bookmark bookmark bookmark bookmark bookmark bookmark bookmark bookmark bookmark bookmark bookmark bookmark
tabs-top


3 Responses to “Sikhs Pro-Actively Combating Hate”

  1. Sunny says:

    There seems to be a lot of ignorance about Sikhs among people in general altough people have become more aware of what Sikhism is, and what Sikhs stand for.

    Educating people on the Sikh religion is obviously the most effective way to reduce ingnorance and to prevent attacks on turban – wearing Sikhs. Altough this seems to be blindingly obvious, I have not seen many instances, such as this, where Sikhs have actually taken a proactive step to educate people on Sikhi.

  2. Sunny says:

    There seems to be a lot of ignorance about Sikhs among people in general altough people have become more aware of what Sikhism is, and what Sikhs stand for.

    Educating people on the Sikh religion is obviously the most effective way to reduce ingnorance and to prevent attacks on turban – wearing Sikhs. Altough this seems to be blindingly obvious, I have not seen many instances, such as this, where Sikhs have actually taken a proactive step to educate people on Sikhi.

  3. Inquilab says:

    Guru Phatih!

    This is Jay Singh, I started the project referenced in the piece above. I realize this was posted several years ago but I was recently notified of it and appreciate the kind words and effort to promote this work.

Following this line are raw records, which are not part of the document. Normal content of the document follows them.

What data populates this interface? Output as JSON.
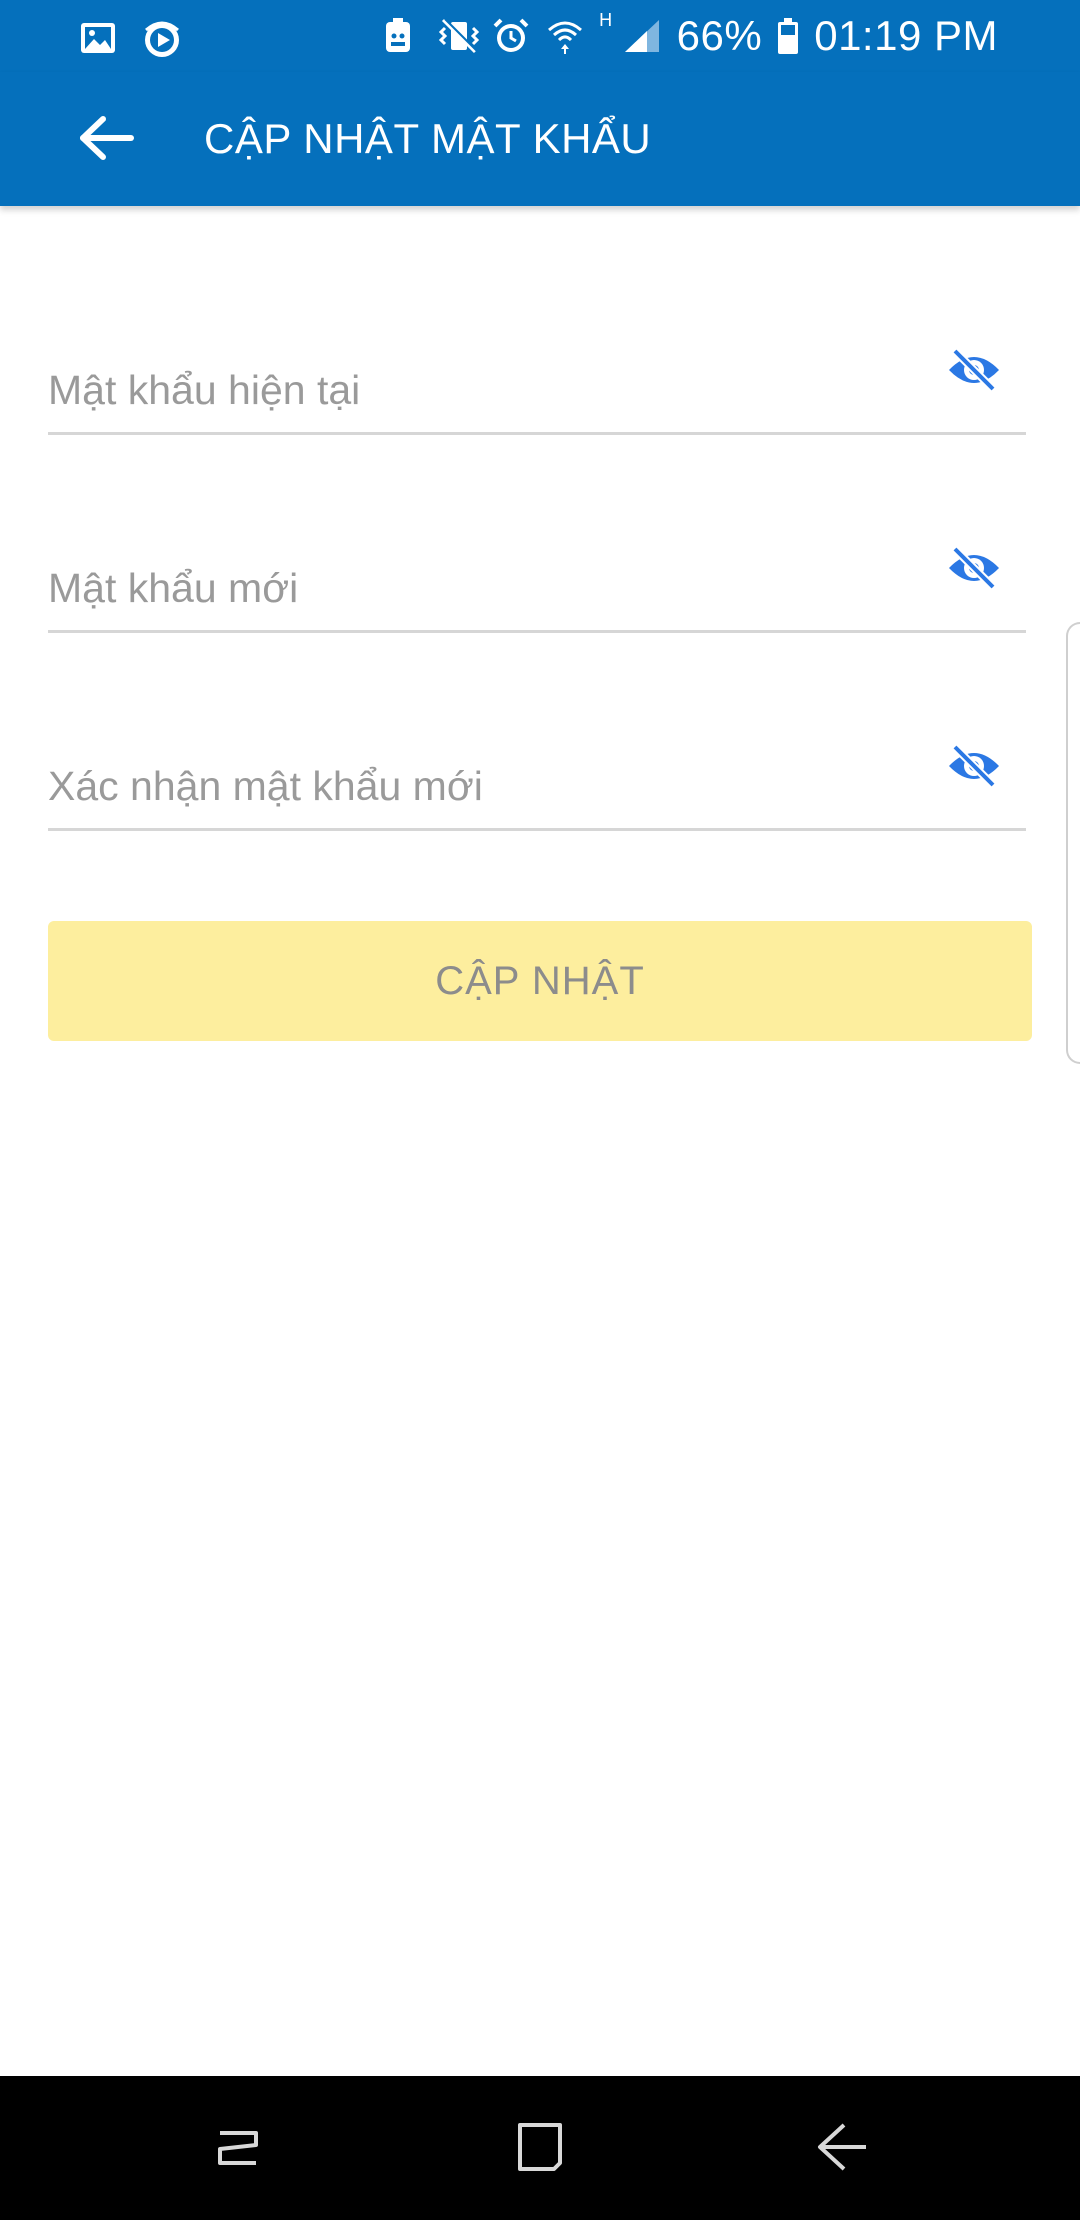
{
  "status_bar": {
    "battery": "66%",
    "time": "01:19 PM",
    "network_type": "H",
    "left_icons": [
      "gallery-icon",
      "media-player-icon"
    ],
    "right_icons": [
      "android-notification-icon",
      "vibrate-mode-icon",
      "alarm-icon",
      "wifi-icon",
      "network-h-indicator",
      "signal-icon",
      "battery-icon"
    ]
  },
  "app_bar": {
    "title": "CẬP NHẬT MẬT KHẨU",
    "back_icon": "arrow-left-icon",
    "background": "#0570bc"
  },
  "form": {
    "fields": [
      {
        "placeholder": "Mật khẩu hiện tại",
        "value": "",
        "toggle_icon": "eye-off-icon"
      },
      {
        "placeholder": "Mật khẩu mới",
        "value": "",
        "toggle_icon": "eye-off-icon"
      },
      {
        "placeholder": "Xác nhận mật khẩu mới",
        "value": "",
        "toggle_icon": "eye-off-icon"
      }
    ],
    "submit_label": "CẬP NHẬT",
    "submit_background": "#fdee9e",
    "eye_icon_color": "#2b78e4"
  },
  "nav_bar": {
    "buttons": [
      "recent-apps-icon",
      "home-icon",
      "back-icon"
    ]
  }
}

    After implementing the first round of placards back in 2008, we encountered difficulty with the municipal oversight body for cabs here in Seattle–they claimed that the placards were an attempt to proselytize. We informed them that proselytization was against Sikh doctrines and made the argument that these placards kept drivers safe from attack while facilitating cross-cultural exchange.

    And that is precisely what they did. After several months, we had excellent feedback from drivers who told us that, with the placard around their headrest, their dastars invited interest over ignorance. We heard stories of beautiful conversations that ended in the kind of mutual understanding that stifles xenophobic and bigoted anger. We kept up with distributing the placards, in spite of the city's concerns, but ultimately didn't have the institutional backing to keep it going.

    We recently started another round–producing the placards with the sponsorship of the University of Washington Sikh Student Association. However, without a process to ensure sustainability, we've been unable to keep it going.

    I've reached out to the Sikh Coalition, SALDEF, and United Sikhs but their interest has not materialized in anything. The Sikh Coalition, I know, continues to distribute calendars with information on Sikh identity and belief; but we are confident that our placards are the most effective means of creating awareness. Unlike the calendars, the placards operate passively and don't require any effort on the driver's part.

    We are hoping to develop an institutional partnership along the lines of what the author suggested at the end of his piece. If anyone has any recommendations, guidance, or connections–please let us know. We need institutional support to implement this project nationally and guard against ongoing but preventable assaults on our identity.

    Guru Phatih!

    Thanks again.